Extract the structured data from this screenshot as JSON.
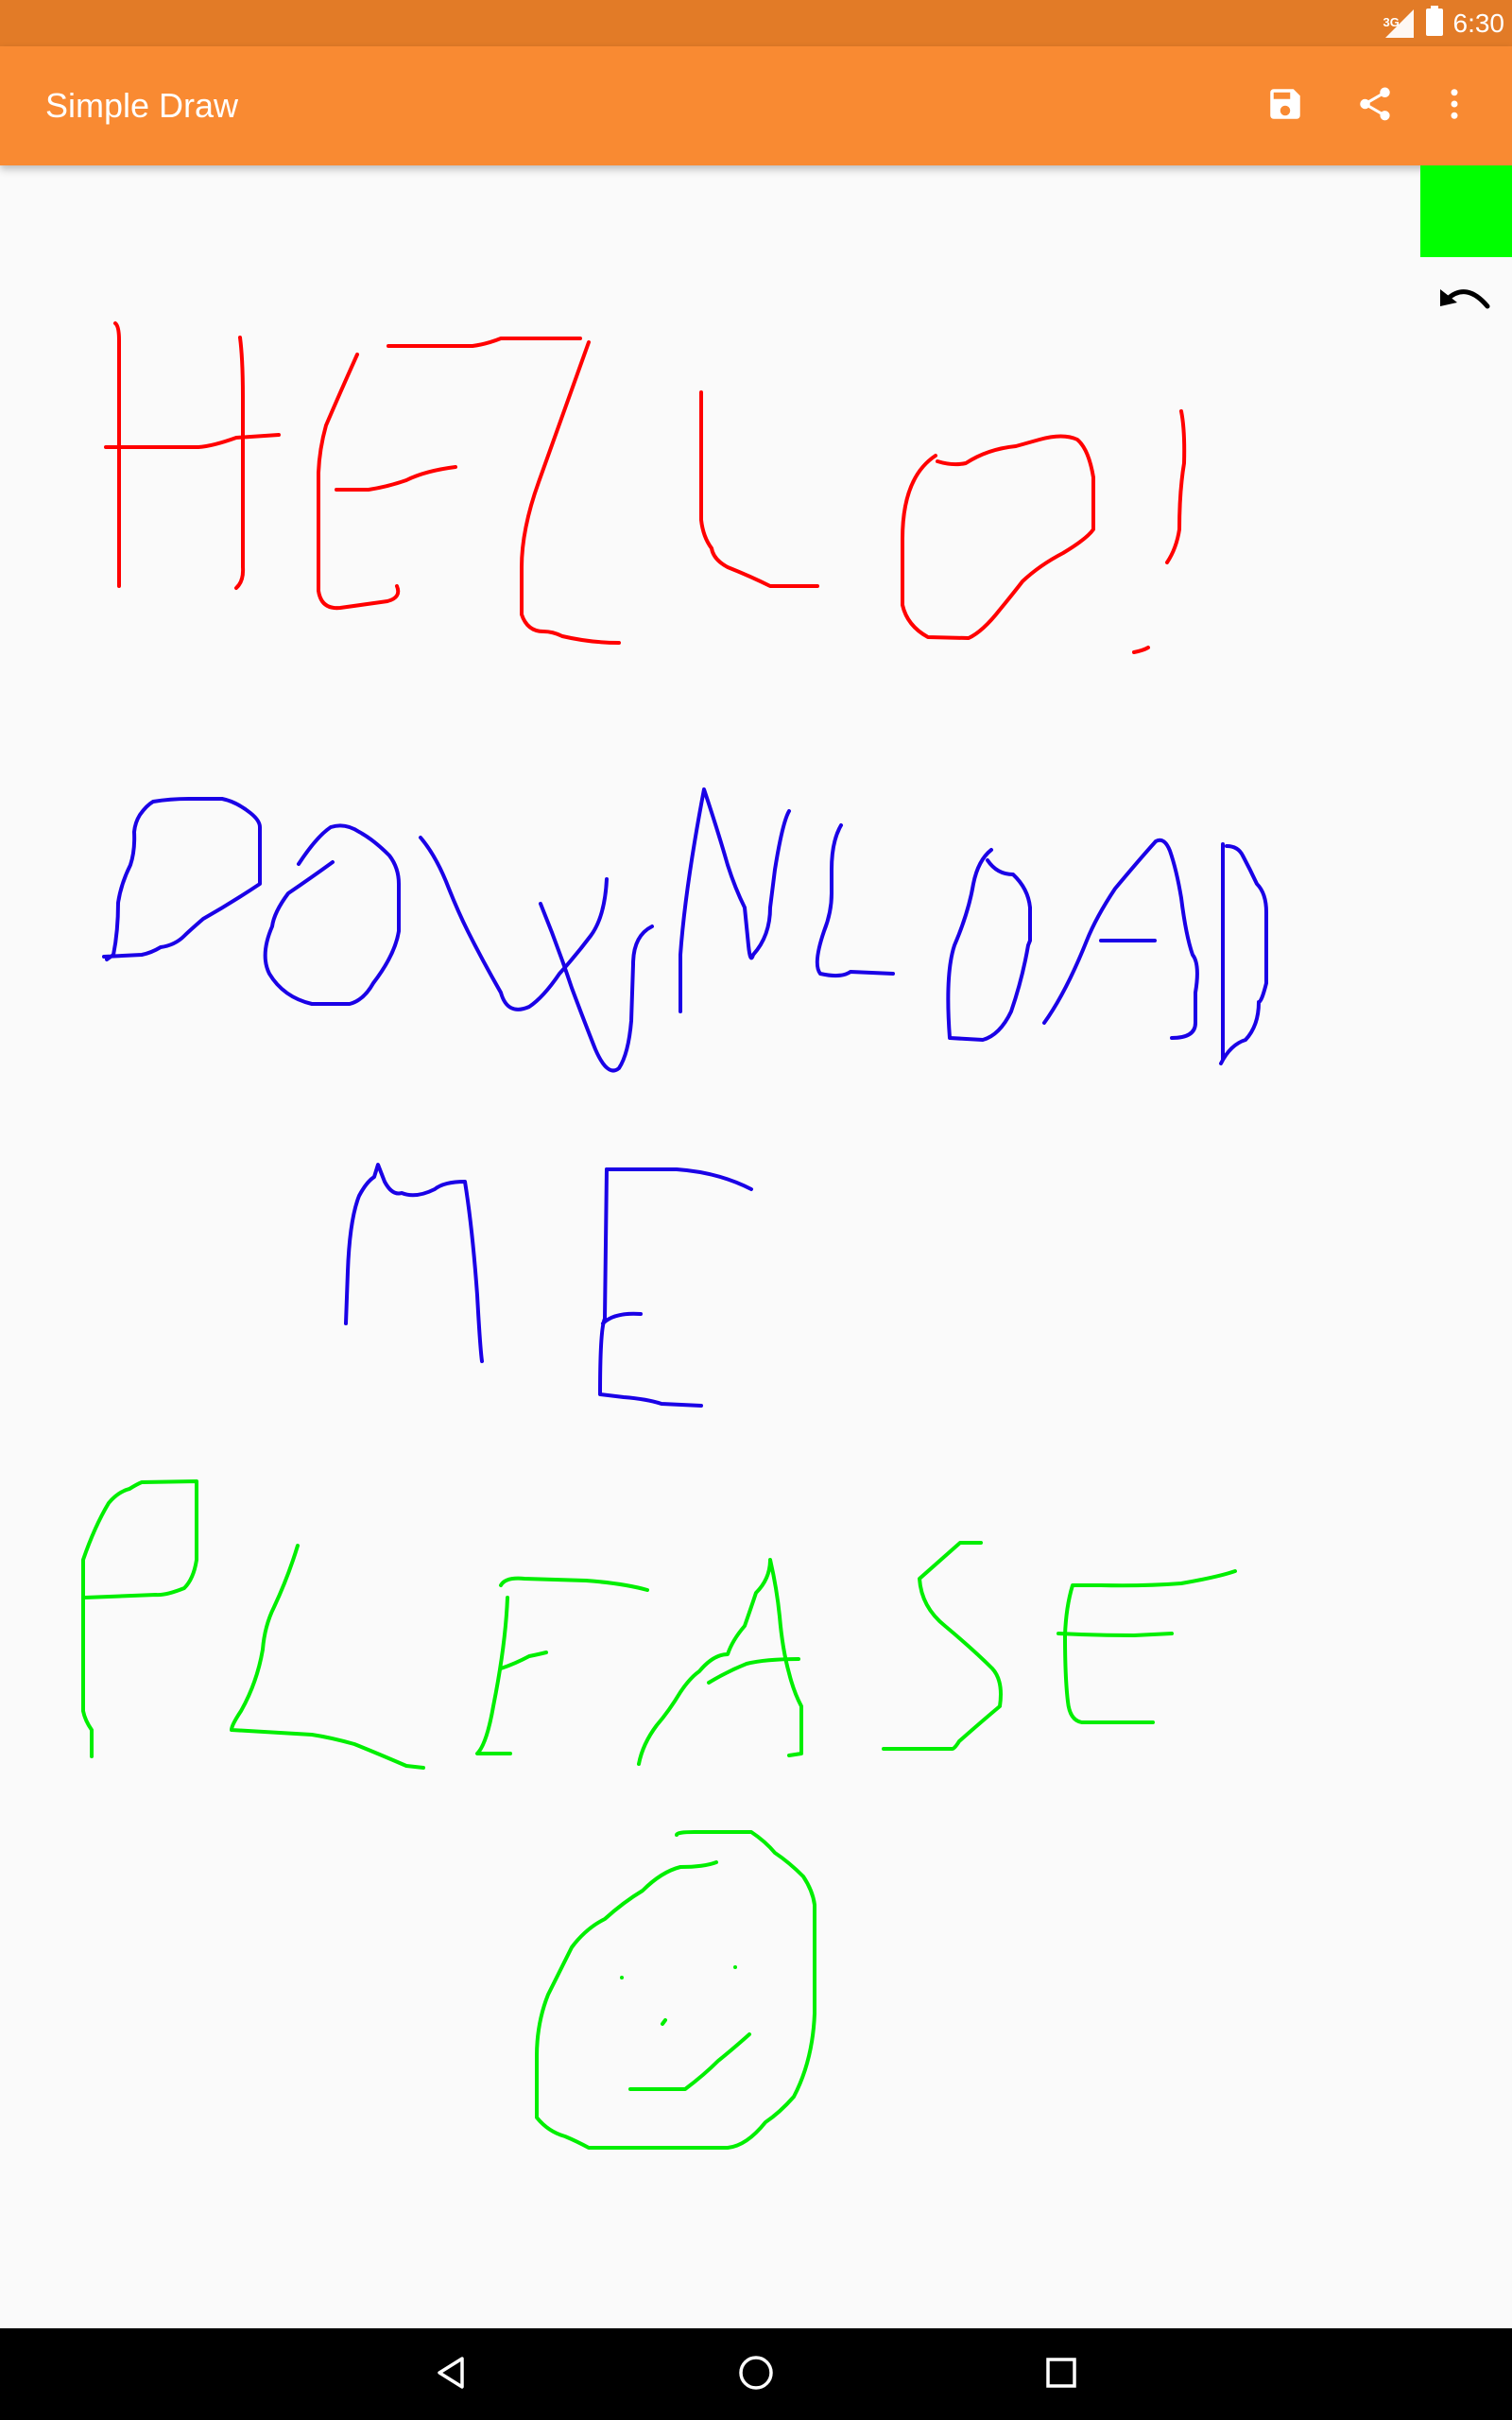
{
  "status_bar": {
    "time": "6:30",
    "network": "3G"
  },
  "app_bar": {
    "title": "Simple Draw",
    "actions": [
      {
        "name": "save-icon",
        "label": "Save"
      },
      {
        "name": "share-icon",
        "label": "Share"
      },
      {
        "name": "more-vert-icon",
        "label": "More options"
      }
    ]
  },
  "canvas": {
    "current_color": "#00ff00",
    "undo_icon": "undo-icon",
    "strokes": [
      {
        "color": "#ff0000",
        "description": "HELLO!"
      },
      {
        "color": "#0000ee",
        "description": "DOWNLOAD"
      },
      {
        "color": "#0000ee",
        "description": "ME"
      },
      {
        "color": "#00ee00",
        "description": "PLEASE"
      },
      {
        "color": "#00ee00",
        "description": "smiley face"
      }
    ]
  },
  "nav_bar": {
    "buttons": [
      "back-icon",
      "home-icon",
      "recents-icon"
    ]
  }
}
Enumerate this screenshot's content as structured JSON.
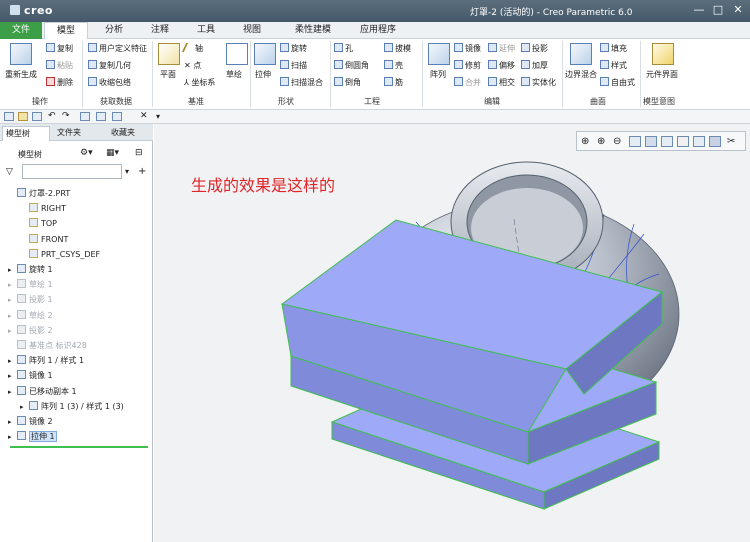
{
  "window": {
    "logo": "creo",
    "title": "灯罩-2 (活动的) - Creo Parametric 6.0",
    "controls": [
      "—",
      "□",
      "✕"
    ]
  },
  "tabs": [
    "文件",
    "模型",
    "分析",
    "注释",
    "工具",
    "视图",
    "柔性建模",
    "应用程序"
  ],
  "ribbon": {
    "operations": {
      "regen": "重新生成",
      "copy": "复制",
      "paste": "粘贴",
      "delete": "删除",
      "label": "操作"
    },
    "get_data": {
      "udf": "用户定义特征",
      "copy_geom": "复制几何",
      "shrinkwrap": "收缩包络",
      "label": "获取数据"
    },
    "datum": {
      "plane": "平面",
      "axis": "轴",
      "point": "点",
      "csys": "坐标系",
      "sketch": "草绘",
      "label": "基准"
    },
    "shapes": {
      "extrude": "拉伸",
      "revolve": "旋转",
      "sweep": "扫描",
      "swept_blend": "扫描混合",
      "label": "形状"
    },
    "engineering": {
      "hole": "孔",
      "round": "倒圆角",
      "chamfer": "倒角",
      "draft": "拔模",
      "shell": "壳",
      "rib": "筋",
      "label": "工程"
    },
    "editing": {
      "pattern": "阵列",
      "mirror": "镜像",
      "trim": "修剪",
      "merge": "合并",
      "extend": "延伸",
      "offset": "偏移",
      "intersect": "相交",
      "project": "投影",
      "thicken": "加厚",
      "solidify": "实体化",
      "label": "编辑"
    },
    "surfaces": {
      "boundary": "边界混合",
      "fill": "填充",
      "style": "样式",
      "freestyle": "自由式",
      "label": "曲面"
    },
    "model_intent": {
      "component_interface": "元件界面",
      "label": "模型意图"
    }
  },
  "panel": {
    "tabs": [
      "模型树",
      "文件夹",
      "收藏夹"
    ],
    "tree_header": "模型树",
    "filter_placeholder": "",
    "items": [
      {
        "label": "灯罩-2.PRT",
        "state": "normal"
      },
      {
        "label": "RIGHT",
        "state": "normal"
      },
      {
        "label": "TOP",
        "state": "normal"
      },
      {
        "label": "FRONT",
        "state": "normal"
      },
      {
        "label": "PRT_CSYS_DEF",
        "state": "normal"
      },
      {
        "label": "旋转 1",
        "state": "normal"
      },
      {
        "label": "草绘 1",
        "state": "suppressed"
      },
      {
        "label": "投影 1",
        "state": "suppressed"
      },
      {
        "label": "草绘 2",
        "state": "suppressed"
      },
      {
        "label": "投影 2",
        "state": "suppressed"
      },
      {
        "label": "基准点 标识428",
        "state": "suppressed"
      },
      {
        "label": "阵列 1 / 样式 1",
        "state": "normal"
      },
      {
        "label": "镜像 1",
        "state": "normal"
      },
      {
        "label": "已移动副本 1",
        "state": "normal"
      },
      {
        "label": "阵列 1 (3) / 样式 1 (3)",
        "state": "normal"
      },
      {
        "label": "镜像 2",
        "state": "normal"
      },
      {
        "label": "拉伸 1",
        "state": "selected"
      }
    ]
  },
  "viewport": {
    "caption": "生成的效果是这样的"
  },
  "colors": {
    "file_tab": "#3d9e48",
    "titlebar": "#4f6373",
    "caption": "#e0262a",
    "plane_fill": "#9ea9f8",
    "plane_edge": "#3fbf50"
  }
}
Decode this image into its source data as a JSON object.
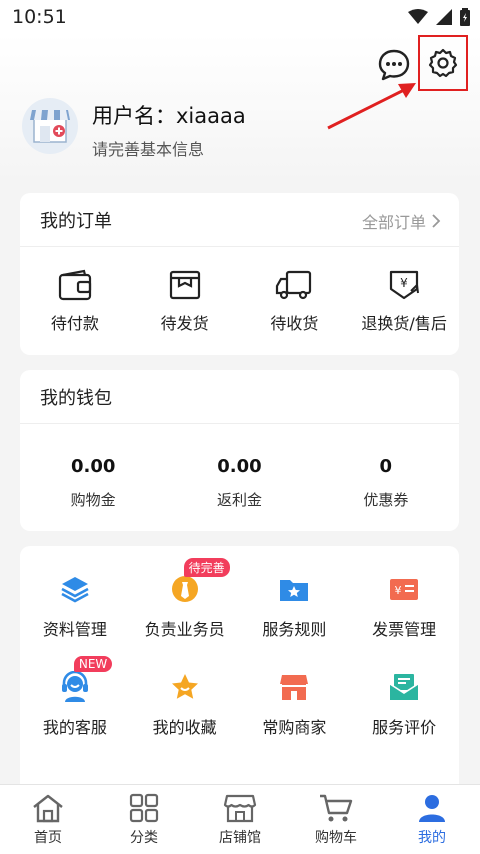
{
  "status_bar": {
    "time": "10:51"
  },
  "profile": {
    "username": "用户名：xiaaaa",
    "hint": "请完善基本信息"
  },
  "orders": {
    "title": "我的订单",
    "all_link": "全部订单",
    "items": [
      {
        "label": "待付款",
        "icon": "wallet-icon"
      },
      {
        "label": "待发货",
        "icon": "box-icon"
      },
      {
        "label": "待收货",
        "icon": "truck-icon"
      },
      {
        "label": "退换货/售后",
        "icon": "refund-icon"
      }
    ]
  },
  "wallet": {
    "title": "我的钱包",
    "items": [
      {
        "value": "0.00",
        "label": "购物金"
      },
      {
        "value": "0.00",
        "label": "返利金"
      },
      {
        "value": "0",
        "label": "优惠券"
      }
    ]
  },
  "services": {
    "items": [
      {
        "label": "资料管理",
        "icon": "layers-icon"
      },
      {
        "label": "负责业务员",
        "icon": "salesman-icon",
        "badge": "待完善"
      },
      {
        "label": "服务规则",
        "icon": "folder-star-icon"
      },
      {
        "label": "发票管理",
        "icon": "invoice-icon"
      },
      {
        "label": "我的客服",
        "icon": "headset-icon",
        "badge": "NEW"
      },
      {
        "label": "我的收藏",
        "icon": "star-icon"
      },
      {
        "label": "常购商家",
        "icon": "shop-icon"
      },
      {
        "label": "服务评价",
        "icon": "envelope-icon"
      }
    ]
  },
  "tabbar": {
    "items": [
      {
        "label": "首页",
        "icon": "home-icon"
      },
      {
        "label": "分类",
        "icon": "grid-icon"
      },
      {
        "label": "店铺馆",
        "icon": "store-icon"
      },
      {
        "label": "购物车",
        "icon": "cart-icon"
      },
      {
        "label": "我的",
        "icon": "user-icon",
        "active": true
      }
    ]
  },
  "colors": {
    "accent_blue": "#2c6de0",
    "highlight_red": "#e02020",
    "badge_pink": "#f23d5c",
    "icon_orange": "#f5a623",
    "icon_teal": "#2bb5a0"
  }
}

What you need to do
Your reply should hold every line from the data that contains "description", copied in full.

Written solution
        "description": "HELLO!"
        "description": "DOWNLOAD"
        "description": "ME"
        "description": "PLEASE"
        "description": "smiley face"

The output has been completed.